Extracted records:
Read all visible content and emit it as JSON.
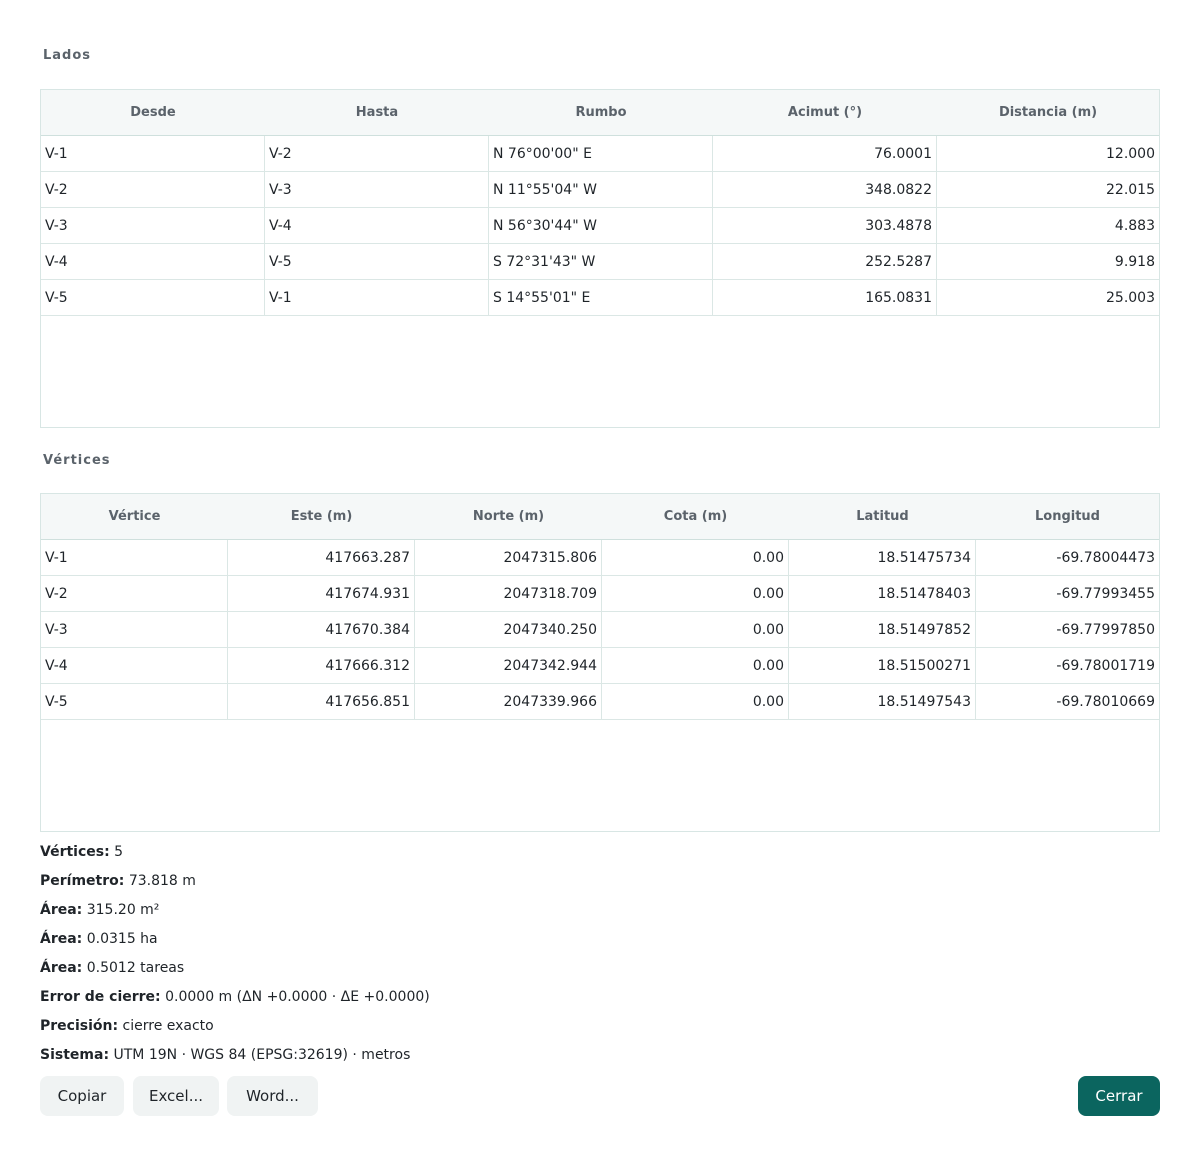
{
  "lados": {
    "title": "Lados",
    "columns": [
      "Desde",
      "Hasta",
      "Rumbo",
      "Acimut (°)",
      "Distancia (m)"
    ],
    "rows": [
      [
        "V-1",
        "V-2",
        "N 76°00'00\" E",
        "76.0001",
        "12.000"
      ],
      [
        "V-2",
        "V-3",
        "N 11°55'04\" W",
        "348.0822",
        "22.015"
      ],
      [
        "V-3",
        "V-4",
        "N 56°30'44\" W",
        "303.4878",
        "4.883"
      ],
      [
        "V-4",
        "V-5",
        "S 72°31'43\" W",
        "252.5287",
        "9.918"
      ],
      [
        "V-5",
        "V-1",
        "S 14°55'01\" E",
        "165.0831",
        "25.003"
      ]
    ]
  },
  "vertices": {
    "title": "Vértices",
    "columns": [
      "Vértice",
      "Este (m)",
      "Norte (m)",
      "Cota (m)",
      "Latitud",
      "Longitud"
    ],
    "rows": [
      [
        "V-1",
        "417663.287",
        "2047315.806",
        "0.00",
        "18.51475734",
        "-69.78004473"
      ],
      [
        "V-2",
        "417674.931",
        "2047318.709",
        "0.00",
        "18.51478403",
        "-69.77993455"
      ],
      [
        "V-3",
        "417670.384",
        "2047340.250",
        "0.00",
        "18.51497852",
        "-69.77997850"
      ],
      [
        "V-4",
        "417666.312",
        "2047342.944",
        "0.00",
        "18.51500271",
        "-69.78001719"
      ],
      [
        "V-5",
        "417656.851",
        "2047339.966",
        "0.00",
        "18.51497543",
        "-69.78010669"
      ]
    ]
  },
  "summary": [
    {
      "label": "Vértices:",
      "value": "5"
    },
    {
      "label": "Perímetro:",
      "value": "73.818 m"
    },
    {
      "label": "Área:",
      "value": "315.20 m²"
    },
    {
      "label": "Área:",
      "value": "0.0315 ha"
    },
    {
      "label": "Área:",
      "value": "0.5012 tareas"
    },
    {
      "label": "Error de cierre:",
      "value": "0.0000 m (ΔN +0.0000 · ΔE +0.0000)"
    },
    {
      "label": "Precisión:",
      "value": "cierre exacto"
    },
    {
      "label": "Sistema:",
      "value": "UTM 19N · WGS 84 (EPSG:32619) · metros"
    }
  ],
  "buttons": {
    "copy": "Copiar",
    "excel": "Excel...",
    "word": "Word...",
    "close": "Cerrar"
  },
  "colors": {
    "primary": "#0b655f",
    "header_bg": "#f5f8f8",
    "border": "#d8e6e4"
  }
}
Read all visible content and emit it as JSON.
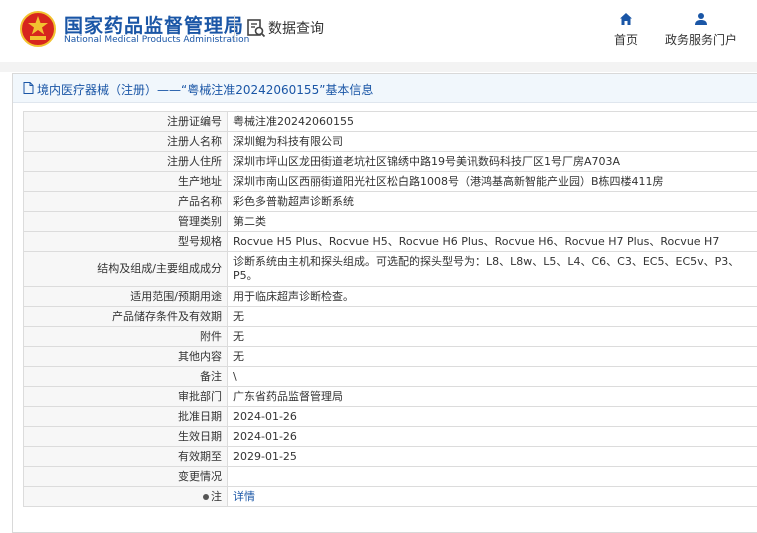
{
  "header": {
    "title_cn": "国家药品监督管理局",
    "title_en": "National Medical Products Administration",
    "query_label": "数据查询",
    "nav": {
      "home": "首页",
      "portal": "政务服务门户"
    }
  },
  "breadcrumb": "境内医疗器械（注册）——“粤械注准20242060155”基本信息",
  "rows": [
    {
      "label": "注册证编号",
      "value": "粤械注准20242060155"
    },
    {
      "label": "注册人名称",
      "value": "深圳鲲为科技有限公司"
    },
    {
      "label": "注册人住所",
      "value": "深圳市坪山区龙田街道老坑社区锦绣中路19号美讯数码科技厂区1号厂房A703A"
    },
    {
      "label": "生产地址",
      "value": "深圳市南山区西丽街道阳光社区松白路1008号（港鸿基高新智能产业园）B栋四楼411房"
    },
    {
      "label": "产品名称",
      "value": "彩色多普勒超声诊断系统"
    },
    {
      "label": "管理类别",
      "value": "第二类"
    },
    {
      "label": "型号规格",
      "value": "Rocvue H5 Plus、Rocvue H5、Rocvue H6 Plus、Rocvue H6、Rocvue H7 Plus、Rocvue H7"
    },
    {
      "label": "结构及组成/主要组成成分",
      "value": "诊断系统由主机和探头组成。可选配的探头型号为：L8、L8w、L5、L4、C6、C3、EC5、EC5v、P3、P5。"
    },
    {
      "label": "适用范围/预期用途",
      "value": "用于临床超声诊断检查。"
    },
    {
      "label": "产品储存条件及有效期",
      "value": "无"
    },
    {
      "label": "附件",
      "value": "无"
    },
    {
      "label": "其他内容",
      "value": "无"
    },
    {
      "label": "备注",
      "value": "\\"
    },
    {
      "label": "审批部门",
      "value": "广东省药品监督管理局"
    },
    {
      "label": "批准日期",
      "value": "2024-01-26"
    },
    {
      "label": "生效日期",
      "value": "2024-01-26"
    },
    {
      "label": "有效期至",
      "value": "2029-01-25"
    },
    {
      "label": "变更情况",
      "value": ""
    },
    {
      "label": "注",
      "value": "详情"
    }
  ],
  "icons": {
    "emblem": "national-emblem-icon",
    "query": "data-query-icon",
    "home": "home-icon",
    "portal": "user-icon",
    "crumb": "document-icon",
    "note": "info-dot-icon"
  },
  "colors": {
    "brand": "#1a56a6",
    "emblem_red": "#d7261e",
    "emblem_gold": "#f2c230"
  }
}
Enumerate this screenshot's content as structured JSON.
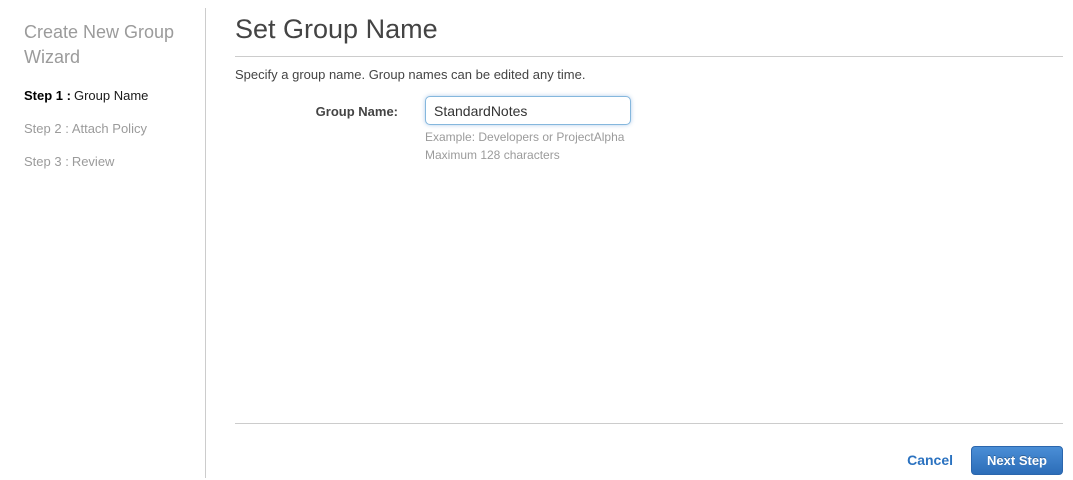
{
  "sidebar": {
    "title": "Create New Group Wizard",
    "steps": [
      {
        "prefix": "Step 1 :",
        "label": "Group Name",
        "active": true
      },
      {
        "prefix": "Step 2 :",
        "label": "Attach Policy",
        "active": false
      },
      {
        "prefix": "Step 3 :",
        "label": "Review",
        "active": false
      }
    ]
  },
  "main": {
    "title": "Set Group Name",
    "description": "Specify a group name. Group names can be edited any time.",
    "form": {
      "label": "Group Name:",
      "value": "StandardNotes",
      "help_line1": "Example: Developers or ProjectAlpha",
      "help_line2": "Maximum 128 characters"
    },
    "footer": {
      "cancel_label": "Cancel",
      "next_label": "Next Step"
    }
  },
  "colors": {
    "link_blue": "#2b72c0",
    "button_blue_top": "#4a8ed6",
    "button_blue_bottom": "#2c6db8",
    "focus_border_blue": "#85b7dd",
    "muted_gray": "#9b9b9b",
    "text_dark": "#444444",
    "divider_gray": "#cccccc"
  }
}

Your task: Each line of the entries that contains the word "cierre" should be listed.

Output for this task:
      "label": "Error de cierre:",
      "value": "cierre exacto"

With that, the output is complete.